‘Beauty for all’ is one of this year’s top five industry trends. In a bid to become more inclusive, Unilever is dropping the term ‘normal’ from its products and advertising.
Beauty that caters to all, irrespective of body, hair, and skin type, has quickly become of urgent importance to brands in 2021.
Championing this new era of inclusivity, these brands have changed their advertising, upgraded product formulations, and shifted their social messaging in an effort to meet the needs of consumers feeling excluded by the industry due to their age, gender, or race.
Spearheading this ever-growing movement is Unilever, a multinational conglomerate which owns a number of well-known companies including Dove, Vaseline, and Simple.
It announced yesterday that it would be eliminating the word ‘normal’ from all product labels, instead focusing on language that solely outlines functionality.
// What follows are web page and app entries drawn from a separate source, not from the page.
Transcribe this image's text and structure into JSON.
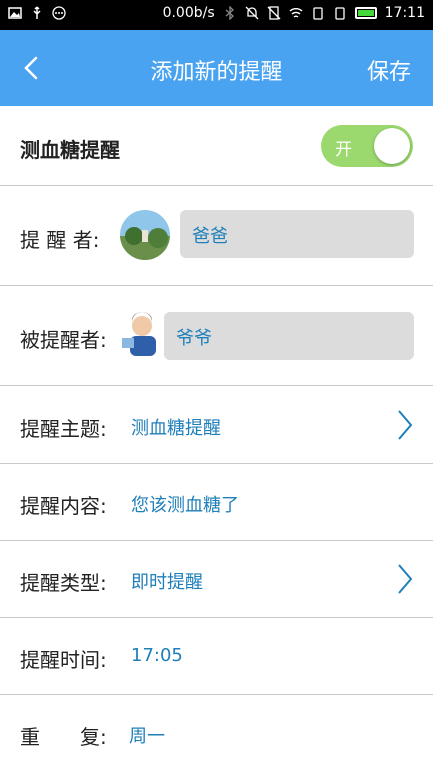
{
  "status_bar": {
    "speed": "0.00b/s",
    "time": "17:11",
    "colors": {
      "battery": "#45d83a"
    }
  },
  "header": {
    "title": "添加新的提醒",
    "save_label": "保存",
    "background": "#4aa3f0"
  },
  "toggle_row": {
    "label": "测血糖提醒",
    "toggle_text": "开",
    "enabled": true
  },
  "reminder_by": {
    "label": "提 醒 者:",
    "name": "爸爸"
  },
  "reminded": {
    "label": "被提醒者:",
    "name": "爷爷"
  },
  "fields": {
    "topic": {
      "label": "提醒主题:",
      "value": "测血糖提醒"
    },
    "content": {
      "label": "提醒内容:",
      "value": "您该测血糖了"
    },
    "type": {
      "label": "提醒类型:",
      "value": "即时提醒"
    },
    "time": {
      "label": "提醒时间:",
      "value": "17:05"
    },
    "repeat": {
      "label": "重　　复:",
      "value": "周一"
    }
  }
}
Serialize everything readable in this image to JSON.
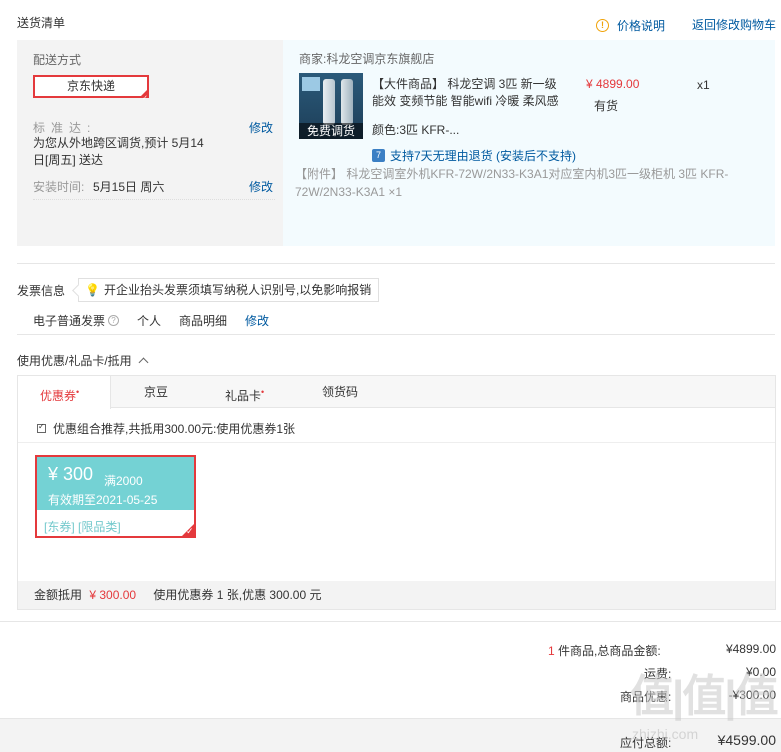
{
  "shipping": {
    "title": "送货清单",
    "price_explain": "价格说明",
    "back_to_cart": "返回修改购物车",
    "delivery_method_label": "配送方式",
    "express_option": "京东快递",
    "standard_label": "标准达:",
    "standard_edit": "修改",
    "standard_text": "为您从外地跨区调货,预计 5月14日[周五] 送达",
    "install_label": "安装时间:",
    "install_date": "5月15日 周六",
    "install_edit": "修改"
  },
  "product": {
    "merchant": "商家:科龙空调京东旗舰店",
    "image_band": "免费调货",
    "name": "【大件商品】 科龙空调 3匹 新一级能效 变频节能 智能wifi 冷暖 柔风感",
    "price": "¥ 4899.00",
    "stock": "有货",
    "quantity": "x1",
    "color": "颜色:3匹 KFR-...",
    "return_icon": "7",
    "return_policy": "支持7天无理由退货 (安装后不支持)",
    "accessory": "【附件】 科龙空调室外机KFR-72W/2N33-K3A1对应室内机3匹一级柜机 3匹 KFR-72W/2N33-K3A1 ×1"
  },
  "invoice": {
    "title": "发票信息",
    "tip": "开企业抬头发票须填写纳税人识别号,以免影响报销",
    "type": "电子普通发票",
    "info_icon": "?",
    "holder": "个人",
    "content": "商品明细",
    "edit": "修改"
  },
  "discount": {
    "title": "使用优惠/礼品卡/抵用",
    "tabs": [
      {
        "label": "优惠券",
        "dot": "•"
      },
      {
        "label": "京豆",
        "dot": ""
      },
      {
        "label": "礼品卡",
        "dot": "•"
      },
      {
        "label": "领货码",
        "dot": ""
      }
    ],
    "combo_text": "优惠组合推荐,共抵用300.00元:使用优惠券1张",
    "coupon": {
      "amount": "¥ 300",
      "condition": "满2000",
      "expiry": "有效期至2021-05-25",
      "tags": "[东券] [限品类]"
    },
    "summary_label": "金额抵用",
    "summary_amount": "¥ 300.00",
    "summary_detail": "使用优惠券 1 张,优惠 300.00 元"
  },
  "totals": {
    "count": "1",
    "count_text": "件商品,总商品金额:",
    "goods_total": "¥4899.00",
    "shipping_label": "运费:",
    "shipping_value": "¥0.00",
    "discount_label": "商品优惠:",
    "discount_value": "-¥300.00",
    "payable_label": "应付总额:",
    "payable_value": "¥4599.00"
  },
  "watermark": {
    "big": "值|值|值",
    "small": "zhizhi.com"
  },
  "colors": {
    "accent_red": "#e4393c",
    "link_blue": "#005aa0",
    "coupon_teal": "#74d2d4"
  }
}
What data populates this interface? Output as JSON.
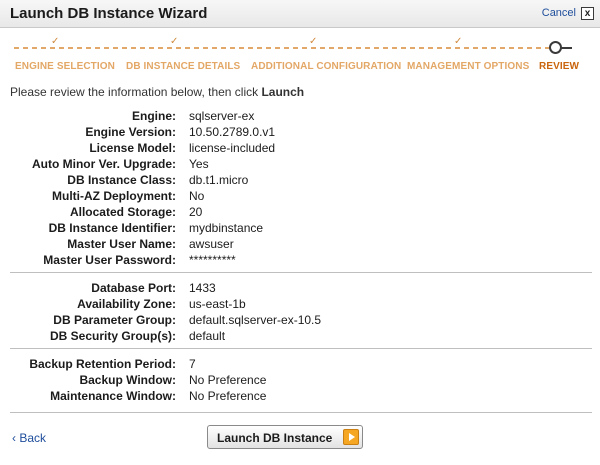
{
  "window": {
    "title": "Launch DB Instance Wizard",
    "cancel_label": "Cancel",
    "close_glyph": "x"
  },
  "steps": [
    {
      "label": "ENGINE SELECTION",
      "status": "done"
    },
    {
      "label": "DB INSTANCE DETAILS",
      "status": "done"
    },
    {
      "label": "ADDITIONAL CONFIGURATION",
      "status": "done"
    },
    {
      "label": "MANAGEMENT OPTIONS",
      "status": "done"
    },
    {
      "label": "REVIEW",
      "status": "current"
    }
  ],
  "check_glyph": "✓",
  "intro": {
    "text": "Please review the information below, then click ",
    "emphasis": "Launch"
  },
  "sections": [
    [
      {
        "label": "Engine:",
        "value": "sqlserver-ex"
      },
      {
        "label": "Engine Version:",
        "value": "10.50.2789.0.v1"
      },
      {
        "label": "License Model:",
        "value": "license-included"
      },
      {
        "label": "Auto Minor Ver. Upgrade:",
        "value": "Yes"
      },
      {
        "label": "DB Instance Class:",
        "value": "db.t1.micro"
      },
      {
        "label": "Multi-AZ Deployment:",
        "value": "No"
      },
      {
        "label": "Allocated Storage:",
        "value": "20"
      },
      {
        "label": "DB Instance Identifier:",
        "value": "mydbinstance"
      },
      {
        "label": "Master User Name:",
        "value": "awsuser"
      },
      {
        "label": "Master User Password:",
        "value": "**********"
      }
    ],
    [
      {
        "label": "Database Port:",
        "value": "1433"
      },
      {
        "label": "Availability Zone:",
        "value": "us-east-1b"
      },
      {
        "label": "DB Parameter Group:",
        "value": "default.sqlserver-ex-10.5"
      },
      {
        "label": "DB Security Group(s):",
        "value": "default"
      }
    ],
    [
      {
        "label": "Backup Retention Period:",
        "value": "7"
      },
      {
        "label": "Backup Window:",
        "value": "No Preference"
      },
      {
        "label": "Maintenance Window:",
        "value": "No Preference"
      }
    ]
  ],
  "footer": {
    "back_label": "‹ Back",
    "launch_label": "Launch DB Instance"
  },
  "colors": {
    "link": "#1f4e9c",
    "step_done": "#e3a766",
    "step_current": "#c9650f",
    "launch_arrow": "#f5a623"
  }
}
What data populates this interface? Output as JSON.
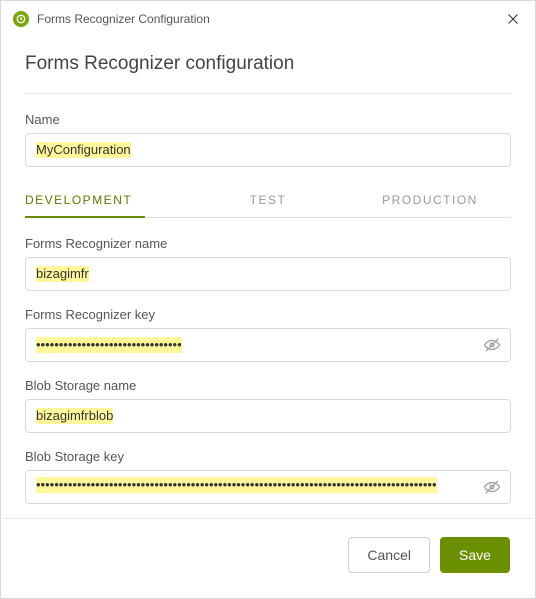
{
  "window": {
    "title": "Forms Recognizer Configuration"
  },
  "heading": "Forms Recognizer configuration",
  "fields": {
    "name": {
      "label": "Name",
      "value": "MyConfiguration"
    },
    "frName": {
      "label": "Forms Recognizer name",
      "value": "bizagimfr"
    },
    "frKey": {
      "label": "Forms Recognizer key",
      "value": "••••••••••••••••••••••••••••••••"
    },
    "blobName": {
      "label": "Blob Storage name",
      "value": "bizagimfrblob"
    },
    "blobKey": {
      "label": "Blob Storage key",
      "value": "••••••••••••••••••••••••••••••••••••••••••••••••••••••••••••••••••••••••••••••••••••••••"
    }
  },
  "tabs": {
    "items": [
      {
        "label": "DEVELOPMENT",
        "active": true
      },
      {
        "label": "TEST",
        "active": false
      },
      {
        "label": "PRODUCTION",
        "active": false
      }
    ]
  },
  "footer": {
    "cancel": "Cancel",
    "save": "Save"
  }
}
The move comes as part of its Positive Beauty Vision and Strategy to ‘build a new era of beauty that is more equitable, inclusive, and sustainable.’
It was prompted by a recent 10,000-person study conducted across nine countries that found 56% of participants deem the industry too restrictive. One in three also added that it pressurises people into looking a certain way and contributes to narrow ideals.
In response, Unilever is to increase the number of diverse, underrepresented minority groups featured in its marketing, and will ban any digital altercation of a person’s body, shape, size, proportion, or skin colour, specifically that of models and influencers paid to promote products.
‘The decision to remove ‘normal’ is one of many steps that we are taking to challenge narrow beauty ideals, as we work towards helping to end discrimination and advocating for a more inclusive vision of beauty,’ says Sunny Jain, president of beauty and personal care at Unilever.
‘With one billion people using our every day, and even more seeing our advertising, our brands have the power to make a real difference to people’s lives. As part of this, we are committed to tackling harmful norms and stereotypes and shaping a broader, far more inclusive definition of beauty.’